I smiled and kept talking to my new best friends, passing them my lip plumper as we exchanged easy conversation. When we arrived at the hotel, they let us out and hugged us like we hadn’t just met. Joie and I started through the revolving door, and as we did, she said, “It would have been fun to go dancing with them.” I looked at her. She looked at me, and we kept going until the revolving door led us back outside to the parking lot. We sprinted after the BMW, yelling, “We’re coming with you!!” They heard us, stopped, and for the rest of the night until the wee hours of the morning…I danced.

Kansas City offered me one of the best nights of my life, but I still have yet to try the barbeque.

Because You’re Not Going To Want To Miss This

Anyone who has ever read anything on this blog knows how I feel about a good book. Escaping into someone else’s words might very well be my favorite thing to do, and when I find a great book that I love, I can’t stop talking about it.

Today I get to introduce you to a writer who spins a good tale whether it be a horror story, a blog post, or as it turns out in this particular case,  a book that I think is going to be excellent, and good news: it is coming soon, and I am taking part in the…drum roll please…

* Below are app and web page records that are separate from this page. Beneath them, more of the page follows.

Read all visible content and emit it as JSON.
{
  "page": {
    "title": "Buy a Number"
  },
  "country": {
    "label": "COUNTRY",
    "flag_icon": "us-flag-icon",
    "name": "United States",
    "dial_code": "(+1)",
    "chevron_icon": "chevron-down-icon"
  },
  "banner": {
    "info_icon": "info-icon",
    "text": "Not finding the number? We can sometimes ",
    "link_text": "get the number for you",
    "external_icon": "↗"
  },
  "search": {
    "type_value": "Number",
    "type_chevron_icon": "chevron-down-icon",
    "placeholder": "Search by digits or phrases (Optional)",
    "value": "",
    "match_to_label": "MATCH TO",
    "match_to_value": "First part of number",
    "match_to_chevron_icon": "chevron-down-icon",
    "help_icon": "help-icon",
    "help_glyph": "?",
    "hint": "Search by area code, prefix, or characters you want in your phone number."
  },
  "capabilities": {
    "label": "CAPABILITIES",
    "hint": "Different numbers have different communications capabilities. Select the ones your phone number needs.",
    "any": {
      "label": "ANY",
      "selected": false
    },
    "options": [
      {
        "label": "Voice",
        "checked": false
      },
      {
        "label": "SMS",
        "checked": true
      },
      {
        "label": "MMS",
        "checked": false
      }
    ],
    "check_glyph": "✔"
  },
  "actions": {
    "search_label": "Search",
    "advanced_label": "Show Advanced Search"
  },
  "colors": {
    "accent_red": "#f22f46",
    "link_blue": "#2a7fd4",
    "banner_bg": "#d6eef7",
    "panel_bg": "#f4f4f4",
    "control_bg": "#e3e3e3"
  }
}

Memoirs of a Dilletante

COMING SPRING 2015 — official date TBA

Memoirs of a Dilettante Volume Two is the second collection of reminiscences, following Helena Hann-Basquiat, a self-proclaimed dilettante who will try anything just to say that she has, and her twenty-something niece, who she has dubbed the Countess Penelope of Arcadia.

Speaking of Arcadia, this volume delves into Helena’s childhood, as she revisits what she calls the Arcadia of the mind — that place that keeps us trapped and holds us back from our potential. Some of her most personal stories are included here, interspersed with hilarious stories of misadventure. It’s not a novel, really, and it’s not a memoir, by the strictest definition. But most of what follows, as they say, is true. Sort of. Almost. From a certain point of view.

Discover Helena’s tales for the first time or all over again, with new notes and annotations for the culturally impaired — or for those who just need to know what the hell was going through her mind at the time!

Cover art by Hastywords.

Helena is going to be running a crowdfunding/pre-order campaign at Pubslush, a community focused solely on indie writers, and has set up a profile there to launch Memoirs of a Dilettante Volume Two.

For more information, and to follow the progress, Become a Fan at

If you just can’t wait and you want a taste of Helena’s writing, follow her blog:

If you just can’t get enough Helena, or you want updates on further goings on, release dates and miscellaneous mayhem, follow Helena on Twitter @hhbasquiat



The enigmatic Helena Hann-Basquiat dabbles in whatever she can get her hands into just to say that she has.

She’s written cookbooks, ten volumes of horrible poetry that she then bound herself in leather she tanned poorly from cows she raised herself and then slaughtered because she was bored with farming.

She has an entire portfolio of macaroni art that she’s never shown anyone, because she doesn’t think that the general populous or, “the great unwashed masses” as she calls them, would understand the statement she was trying to make with them.

Some people attribute the invention of the Ampersand to her, but she has never made that claim herself.

In 2014, she published Memoirs of a Dilettante Volume One, several e-books which now make up Volume Two, as well as a multimedia collaborative piece of meta-fictional horror entitled JESSICA.

Memoirs of a Dilettante Volume One is available HERE in e-book for Kindle or HERE in paperback.

Helena writes strange, dark fiction under the name Jessica B. Bell.

Find more of her writing at or or connect with her via Twitter @HHBasquiat.